[Start of Attachment]
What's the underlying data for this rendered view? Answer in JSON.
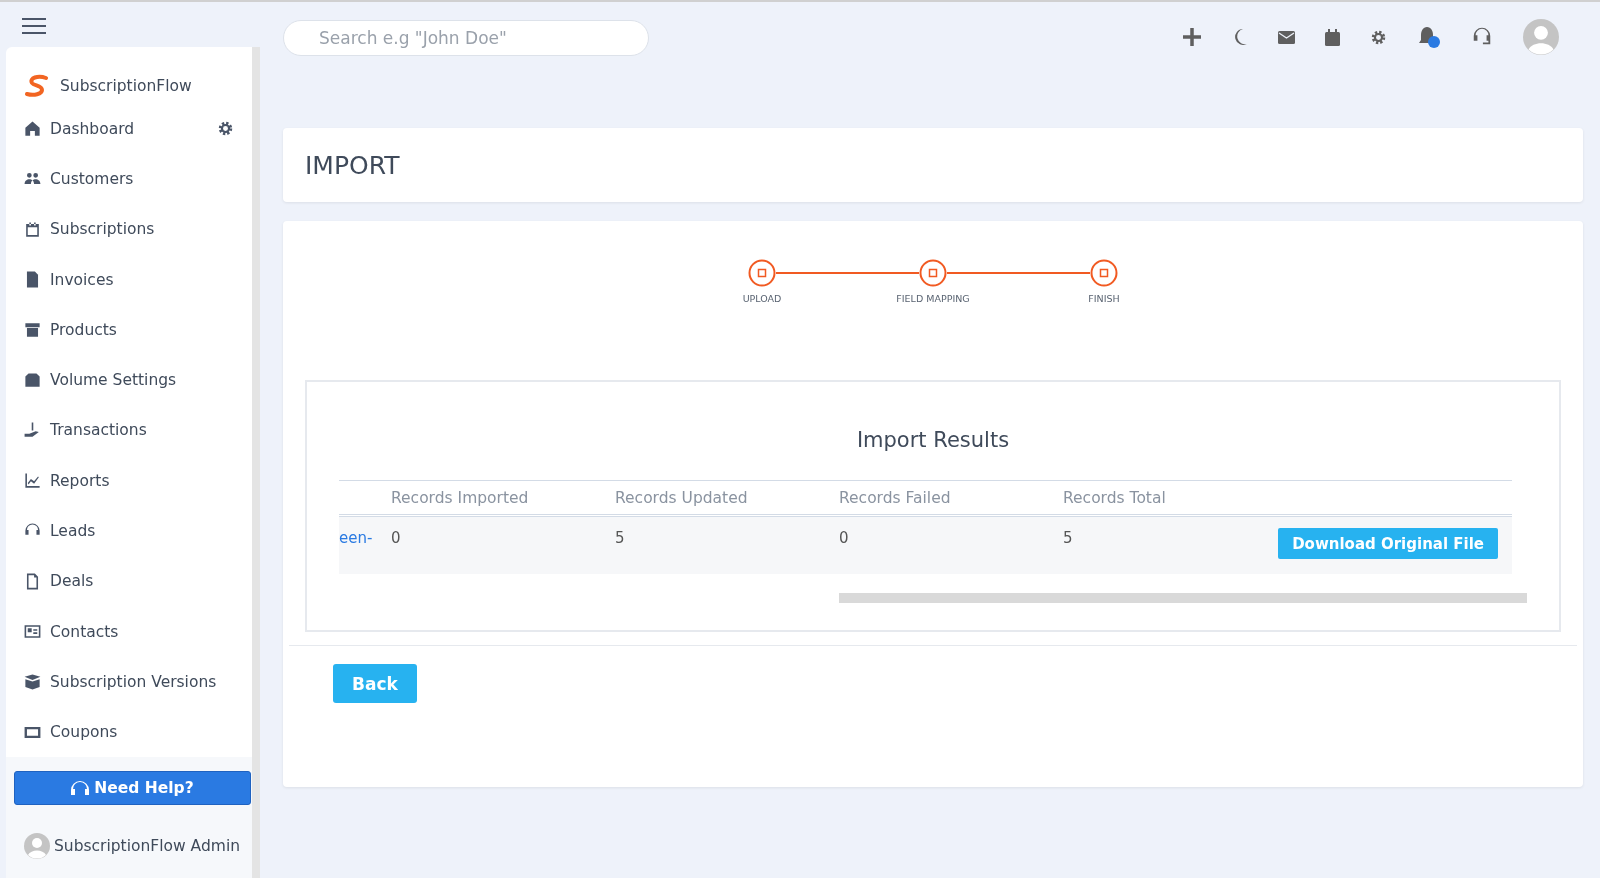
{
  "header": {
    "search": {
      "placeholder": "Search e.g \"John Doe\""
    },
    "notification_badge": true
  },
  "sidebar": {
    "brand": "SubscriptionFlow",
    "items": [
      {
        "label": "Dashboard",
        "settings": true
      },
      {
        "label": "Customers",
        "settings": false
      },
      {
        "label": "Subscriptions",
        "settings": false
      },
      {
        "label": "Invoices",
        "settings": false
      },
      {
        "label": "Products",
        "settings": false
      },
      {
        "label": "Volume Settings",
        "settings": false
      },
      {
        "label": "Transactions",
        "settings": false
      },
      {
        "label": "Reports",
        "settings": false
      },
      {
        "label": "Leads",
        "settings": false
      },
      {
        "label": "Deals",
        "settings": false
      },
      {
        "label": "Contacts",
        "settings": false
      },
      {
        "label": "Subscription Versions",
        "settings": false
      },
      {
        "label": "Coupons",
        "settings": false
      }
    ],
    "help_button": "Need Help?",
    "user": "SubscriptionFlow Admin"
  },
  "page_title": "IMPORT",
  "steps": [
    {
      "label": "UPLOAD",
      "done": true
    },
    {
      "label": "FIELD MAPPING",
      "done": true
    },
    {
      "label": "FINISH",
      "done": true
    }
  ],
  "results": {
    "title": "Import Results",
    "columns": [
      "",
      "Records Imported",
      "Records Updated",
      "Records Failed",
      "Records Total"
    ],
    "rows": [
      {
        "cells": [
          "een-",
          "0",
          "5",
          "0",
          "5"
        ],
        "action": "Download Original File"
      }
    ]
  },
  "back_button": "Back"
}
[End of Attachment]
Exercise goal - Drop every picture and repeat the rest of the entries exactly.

Written answer -
What's the underlying data for this rendered view? Answer in JSON.
{
  "header": {
    "search": {
      "placeholder": "Search e.g \"John Doe\""
    },
    "notification_badge": true
  },
  "sidebar": {
    "brand": "SubscriptionFlow",
    "items": [
      {
        "label": "Dashboard",
        "settings": true
      },
      {
        "label": "Customers",
        "settings": false
      },
      {
        "label": "Subscriptions",
        "settings": false
      },
      {
        "label": "Invoices",
        "settings": false
      },
      {
        "label": "Products",
        "settings": false
      },
      {
        "label": "Volume Settings",
        "settings": false
      },
      {
        "label": "Transactions",
        "settings": false
      },
      {
        "label": "Reports",
        "settings": false
      },
      {
        "label": "Leads",
        "settings": false
      },
      {
        "label": "Deals",
        "settings": false
      },
      {
        "label": "Contacts",
        "settings": false
      },
      {
        "label": "Subscription Versions",
        "settings": false
      },
      {
        "label": "Coupons",
        "settings": false
      }
    ],
    "help_button": "Need Help?",
    "user": "SubscriptionFlow Admin"
  },
  "page_title": "IMPORT",
  "steps": [
    {
      "label": "UPLOAD",
      "done": true
    },
    {
      "label": "FIELD MAPPING",
      "done": true
    },
    {
      "label": "FINISH",
      "done": true
    }
  ],
  "results": {
    "title": "Import Results",
    "columns": [
      "",
      "Records Imported",
      "Records Updated",
      "Records Failed",
      "Records Total"
    ],
    "rows": [
      {
        "cells": [
          "een-",
          "0",
          "5",
          "0",
          "5"
        ],
        "action": "Download Original File"
      }
    ]
  },
  "back_button": "Back"
}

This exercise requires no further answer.